(Extracted data entries)

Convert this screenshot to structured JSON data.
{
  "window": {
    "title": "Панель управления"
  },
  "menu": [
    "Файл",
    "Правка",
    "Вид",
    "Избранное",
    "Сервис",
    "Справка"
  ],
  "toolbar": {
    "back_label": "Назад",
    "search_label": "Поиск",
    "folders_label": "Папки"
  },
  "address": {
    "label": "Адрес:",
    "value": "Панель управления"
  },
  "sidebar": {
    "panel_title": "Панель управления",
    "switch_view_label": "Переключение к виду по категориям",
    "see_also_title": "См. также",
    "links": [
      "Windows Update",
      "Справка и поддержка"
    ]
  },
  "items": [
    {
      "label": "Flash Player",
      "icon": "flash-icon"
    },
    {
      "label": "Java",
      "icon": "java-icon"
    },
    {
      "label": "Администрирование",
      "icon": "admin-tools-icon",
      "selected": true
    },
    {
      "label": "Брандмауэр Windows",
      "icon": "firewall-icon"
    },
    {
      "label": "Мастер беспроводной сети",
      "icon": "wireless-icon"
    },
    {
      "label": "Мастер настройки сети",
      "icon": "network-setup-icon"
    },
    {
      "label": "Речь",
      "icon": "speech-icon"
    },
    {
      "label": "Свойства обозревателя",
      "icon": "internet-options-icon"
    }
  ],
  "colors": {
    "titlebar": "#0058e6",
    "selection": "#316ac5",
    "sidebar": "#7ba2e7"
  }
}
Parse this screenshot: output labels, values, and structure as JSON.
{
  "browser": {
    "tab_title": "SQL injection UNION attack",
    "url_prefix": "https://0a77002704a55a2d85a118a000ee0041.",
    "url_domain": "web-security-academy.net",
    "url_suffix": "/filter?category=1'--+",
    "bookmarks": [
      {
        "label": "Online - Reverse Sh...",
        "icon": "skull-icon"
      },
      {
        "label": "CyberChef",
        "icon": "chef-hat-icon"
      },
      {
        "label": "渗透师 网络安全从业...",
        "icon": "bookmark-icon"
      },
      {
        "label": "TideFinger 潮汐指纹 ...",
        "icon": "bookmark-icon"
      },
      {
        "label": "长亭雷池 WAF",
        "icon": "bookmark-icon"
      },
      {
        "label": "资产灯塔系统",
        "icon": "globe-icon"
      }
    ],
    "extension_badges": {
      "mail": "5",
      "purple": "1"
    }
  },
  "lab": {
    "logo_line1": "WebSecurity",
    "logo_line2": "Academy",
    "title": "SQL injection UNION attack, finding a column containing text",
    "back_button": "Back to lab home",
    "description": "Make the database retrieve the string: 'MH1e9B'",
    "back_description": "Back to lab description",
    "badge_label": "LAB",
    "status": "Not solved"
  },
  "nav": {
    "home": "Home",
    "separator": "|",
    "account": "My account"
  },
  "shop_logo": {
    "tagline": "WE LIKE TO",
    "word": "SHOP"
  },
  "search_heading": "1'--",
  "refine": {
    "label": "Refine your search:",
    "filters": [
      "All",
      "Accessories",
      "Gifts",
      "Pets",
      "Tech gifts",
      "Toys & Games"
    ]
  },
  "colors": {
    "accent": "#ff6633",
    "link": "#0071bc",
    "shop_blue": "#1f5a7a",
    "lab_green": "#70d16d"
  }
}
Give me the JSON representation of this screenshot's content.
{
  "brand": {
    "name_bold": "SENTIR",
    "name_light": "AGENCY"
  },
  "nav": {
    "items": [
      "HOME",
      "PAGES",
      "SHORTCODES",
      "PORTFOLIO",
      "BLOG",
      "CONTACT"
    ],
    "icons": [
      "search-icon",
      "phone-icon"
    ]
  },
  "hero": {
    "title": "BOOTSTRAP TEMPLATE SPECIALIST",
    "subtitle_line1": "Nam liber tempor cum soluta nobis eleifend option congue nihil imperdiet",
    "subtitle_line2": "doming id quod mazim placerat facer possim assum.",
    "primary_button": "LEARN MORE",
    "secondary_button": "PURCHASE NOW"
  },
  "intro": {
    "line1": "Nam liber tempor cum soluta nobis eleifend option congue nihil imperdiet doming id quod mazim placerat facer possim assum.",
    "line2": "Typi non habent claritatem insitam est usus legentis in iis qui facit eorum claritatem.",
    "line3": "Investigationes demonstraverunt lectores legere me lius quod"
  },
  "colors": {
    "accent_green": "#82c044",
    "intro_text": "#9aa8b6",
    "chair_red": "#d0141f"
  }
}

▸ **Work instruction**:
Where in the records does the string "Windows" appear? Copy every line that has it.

▸ **Solution below**:
      "Windows Update",
      "label": "Брандмауэр Windows",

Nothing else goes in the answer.